Referring to Nato's Cold War concerns about the power of the Soviet Union, Mr Rumsfeld stresses "how vital it is that all of us in the alliance avoid public actions and precedents which will create a discordance between the reality of the growing threat and any lack of resolve to meet it".
The letter, dated 19 July 1976, adds: "Any reductions that would weaken or appear to weaken your defences would impinge adversely and directly on the collective security of every ally."
Critics of the current government would argue that Mr Callaghan's Labour cabinet of the time was not as easily influenced by the US as its modern-day equivalent.
Missing from this report, and presumably unknown to its anonymous author, is the historical context. Shortly after Labour gained a bare majority in the October 1974 election, Harold Wilson - a vain man who was unreasonably convinced he was held in high regard in Washington - wrote to the US President Gerald Ford that Britain would cut defence spending regardless of the impact on Nato. Ford responded to Wilson with a measured statement of concern about the impact on US allies and expressing the hope that the US would not be the only power capable of international intervention. This was the context of Rumsfeld's later remarks. The exchanges had been precipitated by Wilson, who had failed to consult with our Nato allies.
I am no admirer of Ford (though he had one foreign policy success, the Helsinki Final Agreement, whose value was greatly underrated at the time). I do consider, however, that his administration showed loyalty to this country beyond the call of national interest. The US was perfectly entitled to express its concern about our contribution to Nato. The administration did so in terms that were moderate and factual.

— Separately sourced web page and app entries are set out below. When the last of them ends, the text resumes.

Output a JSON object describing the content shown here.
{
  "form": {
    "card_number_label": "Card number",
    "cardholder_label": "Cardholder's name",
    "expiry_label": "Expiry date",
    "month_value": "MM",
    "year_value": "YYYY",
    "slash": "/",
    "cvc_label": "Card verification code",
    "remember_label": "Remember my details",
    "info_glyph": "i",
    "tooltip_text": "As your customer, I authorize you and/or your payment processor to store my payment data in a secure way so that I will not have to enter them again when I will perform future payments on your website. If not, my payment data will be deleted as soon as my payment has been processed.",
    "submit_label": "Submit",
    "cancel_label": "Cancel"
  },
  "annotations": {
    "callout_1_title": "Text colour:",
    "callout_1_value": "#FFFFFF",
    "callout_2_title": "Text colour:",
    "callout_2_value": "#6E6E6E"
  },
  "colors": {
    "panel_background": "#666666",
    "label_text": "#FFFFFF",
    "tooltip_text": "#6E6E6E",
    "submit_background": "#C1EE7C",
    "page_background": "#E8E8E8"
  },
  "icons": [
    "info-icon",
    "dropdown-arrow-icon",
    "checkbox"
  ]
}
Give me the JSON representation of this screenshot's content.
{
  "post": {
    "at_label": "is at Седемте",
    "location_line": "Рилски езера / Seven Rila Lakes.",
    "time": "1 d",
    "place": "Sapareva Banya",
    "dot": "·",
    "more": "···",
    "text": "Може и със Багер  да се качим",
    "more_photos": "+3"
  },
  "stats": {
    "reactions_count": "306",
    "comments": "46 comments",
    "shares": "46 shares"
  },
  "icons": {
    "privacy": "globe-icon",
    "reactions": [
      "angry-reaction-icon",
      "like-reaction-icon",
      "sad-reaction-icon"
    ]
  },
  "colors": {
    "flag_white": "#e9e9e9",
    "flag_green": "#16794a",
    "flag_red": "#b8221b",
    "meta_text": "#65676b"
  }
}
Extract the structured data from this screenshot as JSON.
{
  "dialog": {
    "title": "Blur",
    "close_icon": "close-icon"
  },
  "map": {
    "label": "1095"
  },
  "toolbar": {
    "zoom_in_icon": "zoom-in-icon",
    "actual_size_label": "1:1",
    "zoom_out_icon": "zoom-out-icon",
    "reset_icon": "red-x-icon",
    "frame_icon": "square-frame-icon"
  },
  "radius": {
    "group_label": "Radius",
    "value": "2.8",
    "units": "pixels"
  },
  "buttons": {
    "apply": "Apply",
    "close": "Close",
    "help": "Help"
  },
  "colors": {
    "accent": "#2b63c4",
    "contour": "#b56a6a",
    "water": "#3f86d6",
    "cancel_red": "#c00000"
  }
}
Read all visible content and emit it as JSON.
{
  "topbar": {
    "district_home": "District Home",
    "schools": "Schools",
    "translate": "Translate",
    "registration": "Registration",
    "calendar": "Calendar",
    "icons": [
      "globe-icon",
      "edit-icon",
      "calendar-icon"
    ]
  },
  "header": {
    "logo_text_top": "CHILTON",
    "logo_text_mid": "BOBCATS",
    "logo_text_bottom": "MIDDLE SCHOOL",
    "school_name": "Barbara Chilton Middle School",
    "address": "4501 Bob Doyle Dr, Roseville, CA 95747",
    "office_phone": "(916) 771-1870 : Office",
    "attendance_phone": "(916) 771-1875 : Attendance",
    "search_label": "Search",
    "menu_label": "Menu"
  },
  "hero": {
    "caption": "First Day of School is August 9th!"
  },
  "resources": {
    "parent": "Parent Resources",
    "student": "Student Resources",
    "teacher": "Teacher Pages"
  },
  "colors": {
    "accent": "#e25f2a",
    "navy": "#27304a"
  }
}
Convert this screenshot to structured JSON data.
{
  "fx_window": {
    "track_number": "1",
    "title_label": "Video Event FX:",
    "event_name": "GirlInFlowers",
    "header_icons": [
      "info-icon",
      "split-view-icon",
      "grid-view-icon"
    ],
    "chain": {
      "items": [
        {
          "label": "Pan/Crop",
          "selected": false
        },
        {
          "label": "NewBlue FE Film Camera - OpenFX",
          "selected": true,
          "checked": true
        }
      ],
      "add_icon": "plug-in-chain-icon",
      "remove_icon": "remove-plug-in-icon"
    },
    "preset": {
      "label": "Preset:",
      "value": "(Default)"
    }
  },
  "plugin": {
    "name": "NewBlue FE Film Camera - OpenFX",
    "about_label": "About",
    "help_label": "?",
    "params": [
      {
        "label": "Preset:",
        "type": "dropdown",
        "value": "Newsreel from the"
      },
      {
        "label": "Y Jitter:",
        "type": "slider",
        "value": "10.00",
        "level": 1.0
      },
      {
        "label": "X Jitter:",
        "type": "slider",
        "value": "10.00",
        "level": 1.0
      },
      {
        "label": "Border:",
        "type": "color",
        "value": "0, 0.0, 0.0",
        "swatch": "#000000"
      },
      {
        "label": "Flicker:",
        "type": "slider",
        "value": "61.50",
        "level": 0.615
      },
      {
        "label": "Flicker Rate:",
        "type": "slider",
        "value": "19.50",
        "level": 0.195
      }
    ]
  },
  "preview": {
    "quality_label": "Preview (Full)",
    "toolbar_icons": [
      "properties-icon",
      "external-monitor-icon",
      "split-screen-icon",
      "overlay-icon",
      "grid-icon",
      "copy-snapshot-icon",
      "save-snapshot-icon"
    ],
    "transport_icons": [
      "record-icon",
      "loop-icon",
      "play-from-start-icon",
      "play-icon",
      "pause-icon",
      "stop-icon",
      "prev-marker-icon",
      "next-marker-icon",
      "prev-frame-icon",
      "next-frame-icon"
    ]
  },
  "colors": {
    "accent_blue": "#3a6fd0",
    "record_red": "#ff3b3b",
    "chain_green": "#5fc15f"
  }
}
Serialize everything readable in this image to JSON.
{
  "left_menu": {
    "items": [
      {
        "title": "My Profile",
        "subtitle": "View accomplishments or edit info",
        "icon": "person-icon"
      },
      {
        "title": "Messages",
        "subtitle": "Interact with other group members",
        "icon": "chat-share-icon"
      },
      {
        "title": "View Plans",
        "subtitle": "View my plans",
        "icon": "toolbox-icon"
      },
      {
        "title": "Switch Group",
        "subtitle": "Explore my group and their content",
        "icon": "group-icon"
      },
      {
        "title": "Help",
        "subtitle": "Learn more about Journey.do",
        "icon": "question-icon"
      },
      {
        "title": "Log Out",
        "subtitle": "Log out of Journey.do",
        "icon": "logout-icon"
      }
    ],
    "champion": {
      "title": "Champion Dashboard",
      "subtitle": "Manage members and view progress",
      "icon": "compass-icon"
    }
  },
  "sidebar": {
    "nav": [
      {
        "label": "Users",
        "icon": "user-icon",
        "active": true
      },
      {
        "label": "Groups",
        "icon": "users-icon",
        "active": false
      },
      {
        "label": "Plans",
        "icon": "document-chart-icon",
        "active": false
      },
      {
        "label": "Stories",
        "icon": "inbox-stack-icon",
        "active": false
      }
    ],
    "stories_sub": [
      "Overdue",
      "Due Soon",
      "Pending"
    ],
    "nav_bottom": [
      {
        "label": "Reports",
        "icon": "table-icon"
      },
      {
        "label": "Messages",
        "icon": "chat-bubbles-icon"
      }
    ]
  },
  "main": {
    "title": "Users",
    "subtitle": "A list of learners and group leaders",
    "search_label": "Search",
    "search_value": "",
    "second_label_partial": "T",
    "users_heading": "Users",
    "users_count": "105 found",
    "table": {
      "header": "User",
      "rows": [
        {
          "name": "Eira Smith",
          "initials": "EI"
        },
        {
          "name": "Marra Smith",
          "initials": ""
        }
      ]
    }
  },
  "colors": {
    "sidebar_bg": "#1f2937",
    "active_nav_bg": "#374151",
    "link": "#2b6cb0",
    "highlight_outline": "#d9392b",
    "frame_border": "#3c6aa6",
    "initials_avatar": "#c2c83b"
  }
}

When James Callaghan (a far superior PM to Wilson) turned to the US for help in the sterling crisis of 1976, Ford responded generously: his only terms were that the UK should not impose import controls (as Tony Crosland and, with much less intellectual seriousness, Tony Benn were then arguing for in Cabinet). With the respite provided by the IMF loan, Labour went on to govern with some competence from 1976 to 1979, after the breathtaking irresponsibility of the Wilson government of 1974-6.
During Labour's period of maximum silliness, in opposition in the early 1980s, a mythology grew up that nonetheless had a grain of truth in it. Supporters of a reformed Tony Benn (now fiercely opposed to the record of the government he had served in, if not exactly served) would commonly and bitterly complain that Mrs Thatcher's economic programme had its origins in Denis Healey's stewardship as Chancellor. This was quite true, of course, and it remains a notable achievement on Labour's part that should be remembered and applauded.